Dataset rows describing interfaces:

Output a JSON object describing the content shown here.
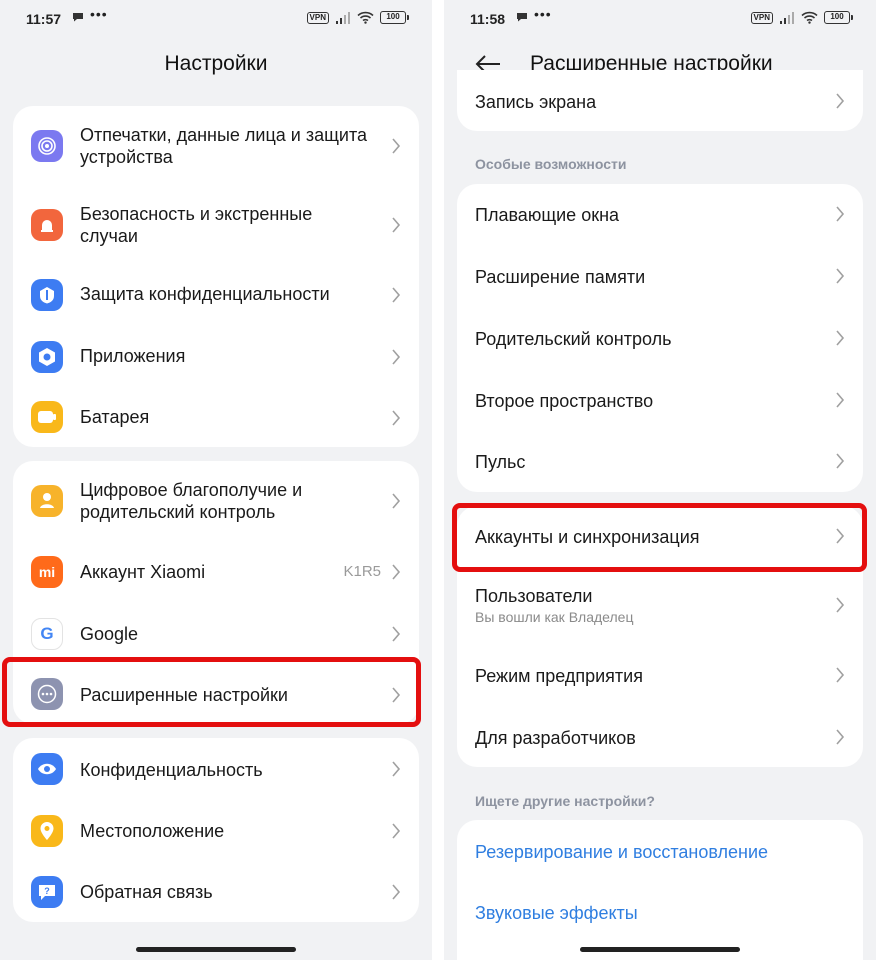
{
  "left": {
    "status": {
      "time": "11:57",
      "vpn": "VPN",
      "battery": "100"
    },
    "title": "Настройки",
    "groups": [
      [
        {
          "label": "Отпечатки, данные лица и защита устройства",
          "icon": "fingerprint-icon",
          "color": "#7b79f0"
        },
        {
          "label": "Безопасность и экстренные случаи",
          "icon": "emergency-icon",
          "color": "#f2663d"
        },
        {
          "label": "Защита конфиденциальности",
          "icon": "privacy-shield-icon",
          "color": "#3d7cf2"
        },
        {
          "label": "Приложения",
          "icon": "apps-gear-icon",
          "color": "#3d7cf2"
        },
        {
          "label": "Батарея",
          "icon": "battery-icon",
          "color": "#f9b81a"
        }
      ],
      [
        {
          "label": "Цифровое благополучие и родительский контроль",
          "icon": "wellbeing-icon",
          "color": "#f7b32b"
        },
        {
          "label": "Аккаунт Xiaomi",
          "icon": "xiaomi-icon",
          "color": "#ff6a1a",
          "value": "K1R5"
        },
        {
          "label": "Google",
          "icon": "google-icon",
          "color": "#ffffff"
        },
        {
          "label": "Расширенные настройки",
          "icon": "more-dots-icon",
          "color": "#8d93b0"
        }
      ],
      [
        {
          "label": "Конфиденциальность",
          "icon": "eye-icon",
          "color": "#3d7cf2"
        },
        {
          "label": "Местоположение",
          "icon": "location-pin-icon",
          "color": "#f9b81a"
        },
        {
          "label": "Обратная связь",
          "icon": "feedback-icon",
          "color": "#3d7cf2"
        }
      ]
    ]
  },
  "right": {
    "status": {
      "time": "11:58",
      "vpn": "VPN",
      "battery": "100"
    },
    "title": "Расширенные настройки",
    "top_item": "Запись экрана",
    "section_special": "Особые возможности",
    "special_items": [
      "Плавающие окна",
      "Расширение памяти",
      "Родительский контроль",
      "Второе пространство",
      "Пульс"
    ],
    "account_items": [
      {
        "label": "Аккаунты и синхронизация"
      },
      {
        "label": "Пользователи",
        "sub": "Вы вошли как Владелец"
      },
      {
        "label": "Режим предприятия"
      },
      {
        "label": "Для разработчиков"
      }
    ],
    "section_other": "Ищете другие настройки?",
    "other_links": [
      "Резервирование и восстановление",
      "Звуковые эффекты"
    ]
  },
  "colors": {
    "highlight": "#e40f0f",
    "link": "#2f7ee0",
    "background": "#f1f2f4"
  }
}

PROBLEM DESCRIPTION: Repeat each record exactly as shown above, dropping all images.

OUTPUT FOR THIS TASK:
Output a JSON object describing the content shown here.
{
  "left": {
    "status": {
      "time": "11:57",
      "vpn": "VPN",
      "battery": "100"
    },
    "title": "Настройки",
    "groups": [
      [
        {
          "label": "Отпечатки, данные лица и защита устройства",
          "icon": "fingerprint-icon",
          "color": "#7b79f0"
        },
        {
          "label": "Безопасность и экстренные случаи",
          "icon": "emergency-icon",
          "color": "#f2663d"
        },
        {
          "label": "Защита конфиденциальности",
          "icon": "privacy-shield-icon",
          "color": "#3d7cf2"
        },
        {
          "label": "Приложения",
          "icon": "apps-gear-icon",
          "color": "#3d7cf2"
        },
        {
          "label": "Батарея",
          "icon": "battery-icon",
          "color": "#f9b81a"
        }
      ],
      [
        {
          "label": "Цифровое благополучие и родительский контроль",
          "icon": "wellbeing-icon",
          "color": "#f7b32b"
        },
        {
          "label": "Аккаунт Xiaomi",
          "icon": "xiaomi-icon",
          "color": "#ff6a1a",
          "value": "K1R5"
        },
        {
          "label": "Google",
          "icon": "google-icon",
          "color": "#ffffff"
        },
        {
          "label": "Расширенные настройки",
          "icon": "more-dots-icon",
          "color": "#8d93b0"
        }
      ],
      [
        {
          "label": "Конфиденциальность",
          "icon": "eye-icon",
          "color": "#3d7cf2"
        },
        {
          "label": "Местоположение",
          "icon": "location-pin-icon",
          "color": "#f9b81a"
        },
        {
          "label": "Обратная связь",
          "icon": "feedback-icon",
          "color": "#3d7cf2"
        }
      ]
    ]
  },
  "right": {
    "status": {
      "time": "11:58",
      "vpn": "VPN",
      "battery": "100"
    },
    "title": "Расширенные настройки",
    "top_item": "Запись экрана",
    "section_special": "Особые возможности",
    "special_items": [
      "Плавающие окна",
      "Расширение памяти",
      "Родительский контроль",
      "Второе пространство",
      "Пульс"
    ],
    "account_items": [
      {
        "label": "Аккаунты и синхронизация"
      },
      {
        "label": "Пользователи",
        "sub": "Вы вошли как Владелец"
      },
      {
        "label": "Режим предприятия"
      },
      {
        "label": "Для разработчиков"
      }
    ],
    "section_other": "Ищете другие настройки?",
    "other_links": [
      "Резервирование и восстановление",
      "Звуковые эффекты"
    ]
  },
  "colors": {
    "highlight": "#e40f0f",
    "link": "#2f7ee0",
    "background": "#f1f2f4"
  }
}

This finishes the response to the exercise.